I've been reading with some great interest -- as I usually do -- our Ann All's recent posts on the apparent corporate withdrawal from telecommuting, and of course the reality that employees still want to work from home, or wherever "tele" might find them.
Before I go on, let me say that I really like telecommuting -- when it's done properly -- and have really liked it for the better part of 15 years. Many of our employees here at IT Business Edge, including Ann, as she likes to brag, telecommute.
I've actually encouraged some of our staff to telecommute more than they already do, and, of course, as a publisher we rely on the efforts of staff members and freelancers across the country in all aspects of our business. It would be even more stupid for us to balk at telecommuting than it would be for most companies, and it's a generally stupid, stubborn stance to take.
THAT SAID, I completely understand the burnt-fingers reaction many companies seem to be having to telecommuting.
Firstly, there really is no substitute for interpersonal contact when it comes to collaboration and team-building. Even our telecommuting employees who live near the home office maintain regular hours in the building and attend team meetings. Social-networking software can be a nice augmentation or a valiant stab at a surrogate -- depending on how far-flung your team members happen to be -- but it's just not the same, no matter how many waves of unfulfilled Web x.0 promises dominate the headlines. There, I said it.
Secondly, telecommuting is not for everybody. If it were, companies would not be recoiling from it, despite workers' and staffing companies' contentions that telecommuting makes everybody more productive. Companies like productivity. As much as I like telecommuting for my teams, I can't do it myself, beyond an hour or so in the evening just to catch up. The great joys/banes of my existence -- my TV and my fridge -- are at my house. I have to get away.
Thirdly -- and this is where I fulfill the title's promise of "crotchety" -- many employees (and mangers) get confused about what the "tele" in telecommuting means. Before any company, team, or manager enters into a telecommuting arrangement, all parties need to recite this mantra until it becomes an assumed part of the working relationship:
Telecommuting does not mean employees get to recalculate their schedules on a day-by-day basis.
Seems simple, I know, but when I've seen telecommuting blow up, it's almost always been because of this basic, but pernicious, misunderstanding.
Telecommuting means that employees don't have to take the time or -- and this is obviously becoming a weighty issue -- spend the money to come into the office. That's it. Certainly, employees can spend that saved time and money as they see fit -- that's the big advantage for employees of telecommuting.
However, many employees misunderstand, at least until they get into it, telecommuting to imply a whole new world of flexibility in terms of planning out their days around family obligations and extra-office activities. This, of course, sounds great, until a manager or team member needs to reach an employee who has flexed away from his computer for a spell. Bad things happen -- ah, the stories I could tell.

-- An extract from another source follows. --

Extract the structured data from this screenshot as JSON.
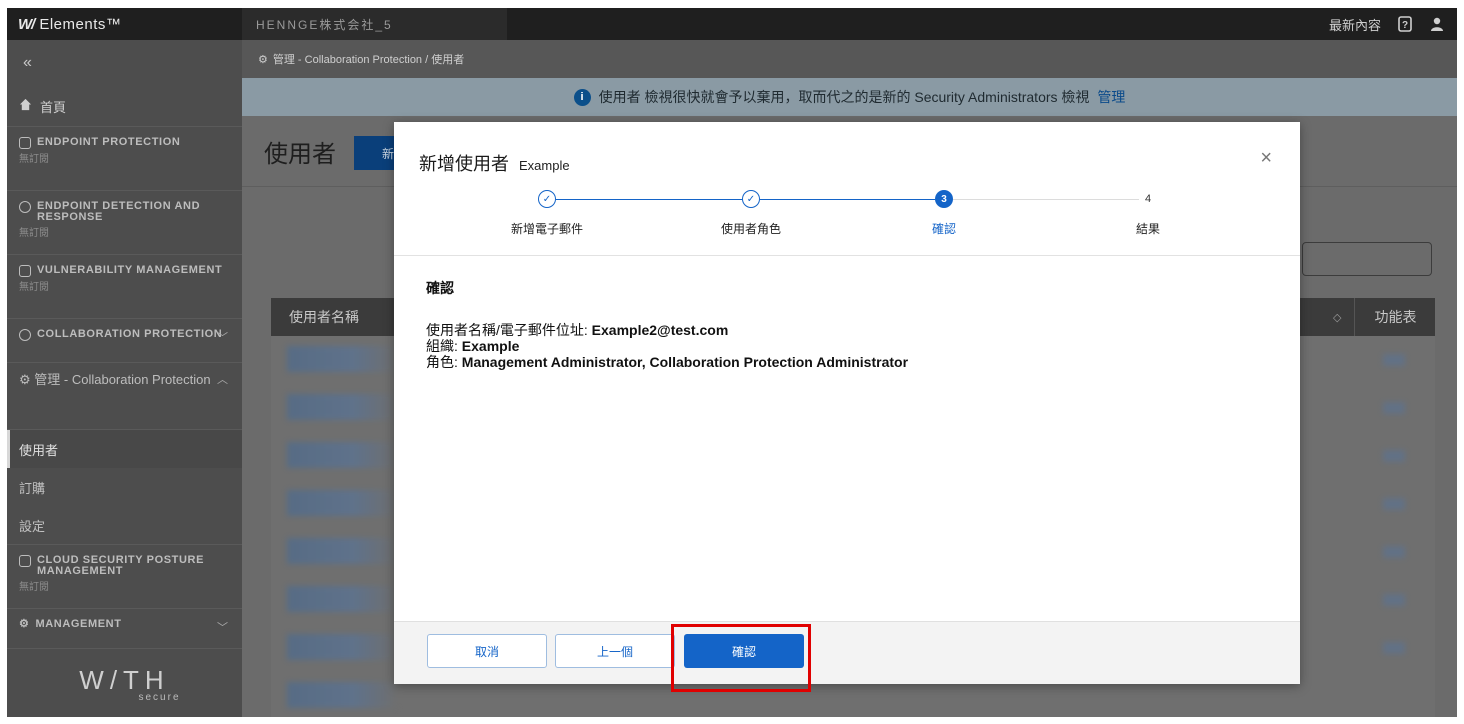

Of course, smart employers have learned they actually do need to be flexible in working out schedules with employees that respect and embrace family obligations and extra-office activities. We try to be as flexible as we can here at IT Business Edge. It's just good business.
But there still has to be a predictable schedule, and employees have to stick with it, predictably.
Not every employee's schedule needs to be the same. Since I'm using Ann as my example of telecommuting done right, I'll tell you that since her primary responsibilities center on writing, her schedule is based largely on deliverables. We don't care if a post comes in at 5 a.m. or 8 a.m., so long as it is in by a deadline of 10 a.m. so other team members can move it on down the line. Obviously, that imparts a good deal of flexibility, but it's the nature of that job, regardless of where it's done. Other employees further down the process chain simply can't enjoy that degree of scheduling flexibility.
The best guideline I could propose is as follows:
Assuming they have the same responsibilities, a telecommuting employee's schedule should be no more flexible than an in-office employee's schedule.
If your team gets an hour for lunch between noon and 2 p.m., then everybody gets an hour for lunch between noon and 2 p.m. If a telecommuting employee elects to use that hour to do a load of laundry or run to the neighborhood market, hooray for telecommuting.
This is not a call for all managers to be hard-cases about scheduling. If any employee has obligations or needs that can be met with a little flexible scheduling, then you'd be smart to work as hard as possible with that employee to work out a routine that meets the needs of the employee and the company. And of course, telecommuting can be a big component of making that schedule successful.
But there's got to be a schedule, and everybody has to stick to it, no matter where they work.